Here are some records. Copy each one exactly.

(Component data from apps and pages)
......

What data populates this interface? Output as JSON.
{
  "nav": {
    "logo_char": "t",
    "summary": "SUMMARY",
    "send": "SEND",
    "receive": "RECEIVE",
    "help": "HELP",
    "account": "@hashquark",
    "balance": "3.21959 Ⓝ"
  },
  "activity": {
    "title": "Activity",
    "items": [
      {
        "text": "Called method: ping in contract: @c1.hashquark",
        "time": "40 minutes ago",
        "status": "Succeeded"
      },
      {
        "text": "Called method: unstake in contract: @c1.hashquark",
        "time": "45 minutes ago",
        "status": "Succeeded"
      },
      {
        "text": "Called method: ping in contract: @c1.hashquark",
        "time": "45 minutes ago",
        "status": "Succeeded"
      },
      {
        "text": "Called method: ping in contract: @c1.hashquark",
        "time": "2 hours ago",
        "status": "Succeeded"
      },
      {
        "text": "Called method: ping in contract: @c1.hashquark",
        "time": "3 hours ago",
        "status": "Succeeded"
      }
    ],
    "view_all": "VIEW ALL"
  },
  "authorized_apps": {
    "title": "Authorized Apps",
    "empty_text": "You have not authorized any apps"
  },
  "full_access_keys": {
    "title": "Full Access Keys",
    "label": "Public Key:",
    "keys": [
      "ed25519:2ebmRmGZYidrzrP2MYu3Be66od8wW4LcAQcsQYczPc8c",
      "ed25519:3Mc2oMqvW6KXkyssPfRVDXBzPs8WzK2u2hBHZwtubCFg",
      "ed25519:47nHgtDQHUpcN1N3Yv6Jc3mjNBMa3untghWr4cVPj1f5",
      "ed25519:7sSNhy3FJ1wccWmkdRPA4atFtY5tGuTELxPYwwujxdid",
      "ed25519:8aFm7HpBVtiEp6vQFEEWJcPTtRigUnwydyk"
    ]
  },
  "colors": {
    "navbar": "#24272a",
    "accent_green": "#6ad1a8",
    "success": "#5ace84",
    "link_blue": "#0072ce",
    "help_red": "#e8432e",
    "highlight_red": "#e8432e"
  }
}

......

### SOLUTION
What data populates this interface? Output as JSON.
{
  "nav": {
    "logo_char": "t",
    "summary": "SUMMARY",
    "send": "SEND",
    "receive": "RECEIVE",
    "help": "HELP",
    "account": "@hashquark",
    "balance": "3.21959 Ⓝ"
  },
  "activity": {
    "title": "Activity",
    "items": [
      {
        "text": "Called method: ping in contract: @c1.hashquark",
        "time": "40 minutes ago",
        "status": "Succeeded"
      },
      {
        "text": "Called method: unstake in contract: @c1.hashquark",
        "time": "45 minutes ago",
        "status": "Succeeded"
      },
      {
        "text": "Called method: ping in contract: @c1.hashquark",
        "time": "45 minutes ago",
        "status": "Succeeded"
      },
      {
        "text": "Called method: ping in contract: @c1.hashquark",
        "time": "2 hours ago",
        "status": "Succeeded"
      },
      {
        "text": "Called method: ping in contract: @c1.hashquark",
        "time": "3 hours ago",
        "status": "Succeeded"
      }
    ],
    "view_all": "VIEW ALL"
  },
  "authorized_apps": {
    "title": "Authorized Apps",
    "empty_text": "You have not authorized any apps"
  },
  "full_access_keys": {
    "title": "Full Access Keys",
    "label": "Public Key:",
    "keys": [
      "ed25519:2ebmRmGZYidrzrP2MYu3Be66od8wW4LcAQcsQYczPc8c",
      "ed25519:3Mc2oMqvW6KXkyssPfRVDXBzPs8WzK2u2hBHZwtubCFg",
      "ed25519:47nHgtDQHUpcN1N3Yv6Jc3mjNBMa3untghWr4cVPj1f5",
      "ed25519:7sSNhy3FJ1wccWmkdRPA4atFtY5tGuTELxPYwwujxdid",
      "ed25519:8aFm7HpBVtiEp6vQFEEWJcPTtRigUnwydyk"
    ]
  },
  "colors": {
    "navbar": "#24272a",
    "accent_green": "#6ad1a8",
    "success": "#5ace84",
    "link_blue": "#0072ce",
    "help_red": "#e8432e",
    "highlight_red": "#e8432e"
  }
}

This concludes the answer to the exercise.